═══ EXTRACTED RECORDS ═══

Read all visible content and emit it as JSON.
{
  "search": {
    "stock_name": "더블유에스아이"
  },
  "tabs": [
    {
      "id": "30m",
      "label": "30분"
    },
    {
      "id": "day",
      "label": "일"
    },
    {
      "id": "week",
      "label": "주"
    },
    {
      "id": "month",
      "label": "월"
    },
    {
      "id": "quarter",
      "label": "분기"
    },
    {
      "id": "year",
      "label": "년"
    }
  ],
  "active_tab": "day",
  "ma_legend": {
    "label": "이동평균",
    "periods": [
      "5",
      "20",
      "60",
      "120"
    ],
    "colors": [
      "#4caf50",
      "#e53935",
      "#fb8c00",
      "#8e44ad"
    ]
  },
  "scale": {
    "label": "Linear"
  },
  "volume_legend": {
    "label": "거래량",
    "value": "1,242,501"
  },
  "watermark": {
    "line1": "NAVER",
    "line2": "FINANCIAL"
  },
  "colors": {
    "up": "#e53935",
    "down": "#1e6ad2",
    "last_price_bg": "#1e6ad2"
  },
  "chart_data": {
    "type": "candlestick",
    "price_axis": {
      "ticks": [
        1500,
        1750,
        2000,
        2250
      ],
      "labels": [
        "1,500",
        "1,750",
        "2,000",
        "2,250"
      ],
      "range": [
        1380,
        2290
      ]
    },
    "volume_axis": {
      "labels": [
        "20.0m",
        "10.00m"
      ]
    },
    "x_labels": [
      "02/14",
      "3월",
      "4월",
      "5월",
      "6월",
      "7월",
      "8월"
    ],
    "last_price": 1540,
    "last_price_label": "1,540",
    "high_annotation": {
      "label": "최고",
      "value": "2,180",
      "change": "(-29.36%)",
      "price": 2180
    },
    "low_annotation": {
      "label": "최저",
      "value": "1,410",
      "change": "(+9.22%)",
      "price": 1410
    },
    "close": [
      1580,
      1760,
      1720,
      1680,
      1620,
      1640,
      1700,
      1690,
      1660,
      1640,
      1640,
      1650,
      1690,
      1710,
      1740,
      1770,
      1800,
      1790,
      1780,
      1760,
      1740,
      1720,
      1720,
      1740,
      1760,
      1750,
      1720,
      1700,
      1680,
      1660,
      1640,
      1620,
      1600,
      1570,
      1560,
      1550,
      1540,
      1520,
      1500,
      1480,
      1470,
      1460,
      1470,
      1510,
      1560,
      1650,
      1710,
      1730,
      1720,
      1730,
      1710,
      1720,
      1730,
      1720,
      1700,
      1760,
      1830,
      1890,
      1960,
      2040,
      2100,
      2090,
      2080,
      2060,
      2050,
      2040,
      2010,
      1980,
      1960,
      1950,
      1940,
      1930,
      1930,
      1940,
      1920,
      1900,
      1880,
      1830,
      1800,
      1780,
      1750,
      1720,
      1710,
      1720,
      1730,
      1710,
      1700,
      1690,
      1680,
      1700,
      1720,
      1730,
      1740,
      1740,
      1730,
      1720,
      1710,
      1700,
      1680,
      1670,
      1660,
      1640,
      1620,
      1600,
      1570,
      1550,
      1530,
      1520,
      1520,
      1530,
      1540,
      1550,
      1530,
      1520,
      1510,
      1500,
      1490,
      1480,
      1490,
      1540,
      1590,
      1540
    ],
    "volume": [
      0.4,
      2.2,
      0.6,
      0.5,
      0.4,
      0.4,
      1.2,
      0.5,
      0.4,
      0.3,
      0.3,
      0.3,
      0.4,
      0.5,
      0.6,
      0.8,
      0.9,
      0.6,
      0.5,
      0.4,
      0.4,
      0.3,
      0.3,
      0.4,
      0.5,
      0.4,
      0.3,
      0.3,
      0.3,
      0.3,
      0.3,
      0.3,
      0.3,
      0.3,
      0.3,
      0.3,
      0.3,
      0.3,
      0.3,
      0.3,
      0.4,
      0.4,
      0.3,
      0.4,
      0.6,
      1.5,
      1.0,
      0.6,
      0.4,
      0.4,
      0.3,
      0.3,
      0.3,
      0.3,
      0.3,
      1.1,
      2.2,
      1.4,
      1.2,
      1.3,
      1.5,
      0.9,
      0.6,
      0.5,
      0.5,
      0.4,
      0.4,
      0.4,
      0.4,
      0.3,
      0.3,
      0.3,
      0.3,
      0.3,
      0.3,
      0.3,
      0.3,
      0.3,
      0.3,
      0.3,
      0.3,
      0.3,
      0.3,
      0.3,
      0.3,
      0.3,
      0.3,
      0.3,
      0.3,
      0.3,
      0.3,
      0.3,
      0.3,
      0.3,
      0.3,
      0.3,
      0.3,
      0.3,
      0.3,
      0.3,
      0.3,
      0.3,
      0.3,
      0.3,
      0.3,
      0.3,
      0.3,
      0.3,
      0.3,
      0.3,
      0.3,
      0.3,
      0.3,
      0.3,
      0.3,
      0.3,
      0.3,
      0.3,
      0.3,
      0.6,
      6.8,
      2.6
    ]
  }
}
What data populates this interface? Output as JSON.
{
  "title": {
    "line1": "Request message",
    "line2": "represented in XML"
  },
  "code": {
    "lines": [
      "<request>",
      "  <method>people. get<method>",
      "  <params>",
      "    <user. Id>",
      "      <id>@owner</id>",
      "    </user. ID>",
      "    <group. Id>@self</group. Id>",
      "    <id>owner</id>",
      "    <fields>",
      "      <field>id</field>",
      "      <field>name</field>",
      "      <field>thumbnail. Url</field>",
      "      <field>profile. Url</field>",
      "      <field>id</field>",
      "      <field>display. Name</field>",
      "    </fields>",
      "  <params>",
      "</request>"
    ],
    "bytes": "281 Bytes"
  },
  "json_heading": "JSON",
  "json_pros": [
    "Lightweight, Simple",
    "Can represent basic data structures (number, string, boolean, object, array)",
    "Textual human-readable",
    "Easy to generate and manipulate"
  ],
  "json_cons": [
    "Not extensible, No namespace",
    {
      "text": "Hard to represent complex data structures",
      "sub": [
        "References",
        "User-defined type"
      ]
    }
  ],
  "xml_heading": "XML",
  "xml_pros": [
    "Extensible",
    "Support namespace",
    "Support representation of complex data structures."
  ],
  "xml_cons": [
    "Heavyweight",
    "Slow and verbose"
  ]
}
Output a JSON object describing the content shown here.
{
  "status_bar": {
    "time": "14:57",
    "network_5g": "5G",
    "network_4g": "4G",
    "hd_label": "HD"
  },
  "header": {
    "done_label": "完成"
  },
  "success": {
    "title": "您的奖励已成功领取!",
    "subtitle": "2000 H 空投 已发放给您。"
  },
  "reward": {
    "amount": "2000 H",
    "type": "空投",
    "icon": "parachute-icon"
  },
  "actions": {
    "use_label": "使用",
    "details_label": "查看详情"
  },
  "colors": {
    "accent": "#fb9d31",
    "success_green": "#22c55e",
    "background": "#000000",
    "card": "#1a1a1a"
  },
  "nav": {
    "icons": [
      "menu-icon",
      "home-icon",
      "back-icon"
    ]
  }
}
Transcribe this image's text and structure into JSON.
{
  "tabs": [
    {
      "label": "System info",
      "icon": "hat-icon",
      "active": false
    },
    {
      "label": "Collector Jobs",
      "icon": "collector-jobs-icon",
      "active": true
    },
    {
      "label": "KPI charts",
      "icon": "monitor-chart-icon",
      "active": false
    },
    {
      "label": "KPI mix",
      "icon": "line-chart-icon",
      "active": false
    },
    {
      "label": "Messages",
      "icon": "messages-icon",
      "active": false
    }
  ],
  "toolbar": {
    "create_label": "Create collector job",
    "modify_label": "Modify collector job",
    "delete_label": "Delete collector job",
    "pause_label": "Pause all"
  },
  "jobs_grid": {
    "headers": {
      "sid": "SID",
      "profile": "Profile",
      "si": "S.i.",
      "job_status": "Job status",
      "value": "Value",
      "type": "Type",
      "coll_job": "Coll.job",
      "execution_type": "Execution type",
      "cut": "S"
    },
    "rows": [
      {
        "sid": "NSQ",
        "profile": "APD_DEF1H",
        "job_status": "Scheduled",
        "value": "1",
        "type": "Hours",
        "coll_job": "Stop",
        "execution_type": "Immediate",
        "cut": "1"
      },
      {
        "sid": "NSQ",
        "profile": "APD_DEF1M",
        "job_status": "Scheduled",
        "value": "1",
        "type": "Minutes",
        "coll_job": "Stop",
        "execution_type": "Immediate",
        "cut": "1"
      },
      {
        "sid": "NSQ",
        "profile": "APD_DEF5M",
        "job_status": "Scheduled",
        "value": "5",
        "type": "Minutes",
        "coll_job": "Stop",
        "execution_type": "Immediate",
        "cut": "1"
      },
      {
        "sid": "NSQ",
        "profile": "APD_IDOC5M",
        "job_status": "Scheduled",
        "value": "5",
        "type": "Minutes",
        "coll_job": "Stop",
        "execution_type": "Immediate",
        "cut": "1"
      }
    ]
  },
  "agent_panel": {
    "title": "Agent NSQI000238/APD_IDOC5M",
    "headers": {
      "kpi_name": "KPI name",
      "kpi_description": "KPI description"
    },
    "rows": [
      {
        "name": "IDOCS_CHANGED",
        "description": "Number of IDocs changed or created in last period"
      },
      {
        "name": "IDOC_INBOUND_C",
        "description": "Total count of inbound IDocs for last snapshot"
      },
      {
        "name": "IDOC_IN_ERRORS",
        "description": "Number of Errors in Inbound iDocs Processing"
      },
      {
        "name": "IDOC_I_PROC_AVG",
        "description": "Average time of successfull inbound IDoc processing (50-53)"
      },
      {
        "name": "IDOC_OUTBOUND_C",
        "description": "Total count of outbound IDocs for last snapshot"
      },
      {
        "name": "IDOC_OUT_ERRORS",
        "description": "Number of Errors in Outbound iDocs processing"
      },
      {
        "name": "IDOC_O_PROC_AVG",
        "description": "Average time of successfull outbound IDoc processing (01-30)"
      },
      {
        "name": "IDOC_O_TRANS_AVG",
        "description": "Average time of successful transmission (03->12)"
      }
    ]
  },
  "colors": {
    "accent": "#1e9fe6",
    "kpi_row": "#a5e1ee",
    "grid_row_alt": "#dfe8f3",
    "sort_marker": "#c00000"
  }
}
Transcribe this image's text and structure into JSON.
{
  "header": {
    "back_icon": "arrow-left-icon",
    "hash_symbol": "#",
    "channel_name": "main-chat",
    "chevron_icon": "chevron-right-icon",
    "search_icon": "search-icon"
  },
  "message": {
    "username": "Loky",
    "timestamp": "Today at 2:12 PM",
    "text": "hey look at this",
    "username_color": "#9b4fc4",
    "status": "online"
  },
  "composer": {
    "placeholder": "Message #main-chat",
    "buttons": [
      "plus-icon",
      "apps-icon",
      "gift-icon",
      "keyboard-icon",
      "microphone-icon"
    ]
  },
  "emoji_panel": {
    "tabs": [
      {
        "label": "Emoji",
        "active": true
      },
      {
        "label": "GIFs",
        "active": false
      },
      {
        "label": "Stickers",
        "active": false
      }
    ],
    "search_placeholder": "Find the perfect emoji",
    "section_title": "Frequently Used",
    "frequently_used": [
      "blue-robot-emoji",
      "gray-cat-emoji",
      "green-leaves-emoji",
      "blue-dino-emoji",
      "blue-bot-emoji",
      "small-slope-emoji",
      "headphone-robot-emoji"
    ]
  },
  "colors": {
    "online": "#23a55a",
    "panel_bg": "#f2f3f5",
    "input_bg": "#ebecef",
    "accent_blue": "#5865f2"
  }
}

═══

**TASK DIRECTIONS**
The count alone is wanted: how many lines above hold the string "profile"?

**WRITTEN SOLUTION**
6